**TASK:**
Could you write out each of the records below exactly?

**DATASET ENTRIES:**

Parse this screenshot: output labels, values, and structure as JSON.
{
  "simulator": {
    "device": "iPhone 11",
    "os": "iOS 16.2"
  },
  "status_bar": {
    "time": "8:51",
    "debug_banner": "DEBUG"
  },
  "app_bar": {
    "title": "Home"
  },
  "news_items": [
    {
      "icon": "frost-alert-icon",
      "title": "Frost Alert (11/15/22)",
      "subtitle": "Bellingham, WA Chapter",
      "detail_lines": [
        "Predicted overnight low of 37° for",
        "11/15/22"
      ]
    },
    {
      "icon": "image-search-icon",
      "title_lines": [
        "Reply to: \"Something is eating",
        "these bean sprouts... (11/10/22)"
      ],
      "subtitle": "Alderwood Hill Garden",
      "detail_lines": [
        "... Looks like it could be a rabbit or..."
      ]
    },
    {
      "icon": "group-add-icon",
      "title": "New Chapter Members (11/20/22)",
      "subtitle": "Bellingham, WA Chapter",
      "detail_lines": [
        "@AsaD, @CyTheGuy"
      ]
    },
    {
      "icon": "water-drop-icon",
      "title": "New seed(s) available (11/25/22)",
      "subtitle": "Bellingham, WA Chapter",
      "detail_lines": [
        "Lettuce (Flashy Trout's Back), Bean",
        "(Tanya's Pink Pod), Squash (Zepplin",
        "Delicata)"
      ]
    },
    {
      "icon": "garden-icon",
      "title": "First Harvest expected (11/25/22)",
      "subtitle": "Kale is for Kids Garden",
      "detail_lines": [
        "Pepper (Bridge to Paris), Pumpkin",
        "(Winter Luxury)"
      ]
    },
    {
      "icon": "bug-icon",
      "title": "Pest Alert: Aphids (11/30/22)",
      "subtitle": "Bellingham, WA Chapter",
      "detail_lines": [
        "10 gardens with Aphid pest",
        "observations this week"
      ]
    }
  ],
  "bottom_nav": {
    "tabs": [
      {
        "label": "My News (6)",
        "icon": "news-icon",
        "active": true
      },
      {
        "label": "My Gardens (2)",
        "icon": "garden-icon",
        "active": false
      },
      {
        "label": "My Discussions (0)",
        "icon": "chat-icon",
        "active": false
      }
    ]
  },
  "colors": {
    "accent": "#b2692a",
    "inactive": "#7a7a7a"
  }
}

**EXERCISE OUTPUT:**
Parse this screenshot: output labels, values, and structure as JSON.
{
  "simulator": {
    "device": "iPhone 11",
    "os": "iOS 16.2"
  },
  "status_bar": {
    "time": "8:51",
    "debug_banner": "DEBUG"
  },
  "app_bar": {
    "title": "Home"
  },
  "news_items": [
    {
      "icon": "frost-alert-icon",
      "title": "Frost Alert (11/15/22)",
      "subtitle": "Bellingham, WA Chapter",
      "detail_lines": [
        "Predicted overnight low of 37° for",
        "11/15/22"
      ]
    },
    {
      "icon": "image-search-icon",
      "title_lines": [
        "Reply to: \"Something is eating",
        "these bean sprouts... (11/10/22)"
      ],
      "subtitle": "Alderwood Hill Garden",
      "detail_lines": [
        "... Looks like it could be a rabbit or..."
      ]
    },
    {
      "icon": "group-add-icon",
      "title": "New Chapter Members (11/20/22)",
      "subtitle": "Bellingham, WA Chapter",
      "detail_lines": [
        "@AsaD, @CyTheGuy"
      ]
    },
    {
      "icon": "water-drop-icon",
      "title": "New seed(s) available (11/25/22)",
      "subtitle": "Bellingham, WA Chapter",
      "detail_lines": [
        "Lettuce (Flashy Trout's Back), Bean",
        "(Tanya's Pink Pod), Squash (Zepplin",
        "Delicata)"
      ]
    },
    {
      "icon": "garden-icon",
      "title": "First Harvest expected (11/25/22)",
      "subtitle": "Kale is for Kids Garden",
      "detail_lines": [
        "Pepper (Bridge to Paris), Pumpkin",
        "(Winter Luxury)"
      ]
    },
    {
      "icon": "bug-icon",
      "title": "Pest Alert: Aphids (11/30/22)",
      "subtitle": "Bellingham, WA Chapter",
      "detail_lines": [
        "10 gardens with Aphid pest",
        "observations this week"
      ]
    }
  ],
  "bottom_nav": {
    "tabs": [
      {
        "label": "My News (6)",
        "icon": "news-icon",
        "active": true
      },
      {
        "label": "My Gardens (2)",
        "icon": "garden-icon",
        "active": false
      },
      {
        "label": "My Discussions (0)",
        "icon": "chat-icon",
        "active": false
      }
    ]
  },
  "colors": {
    "accent": "#b2692a",
    "inactive": "#7a7a7a"
  }
}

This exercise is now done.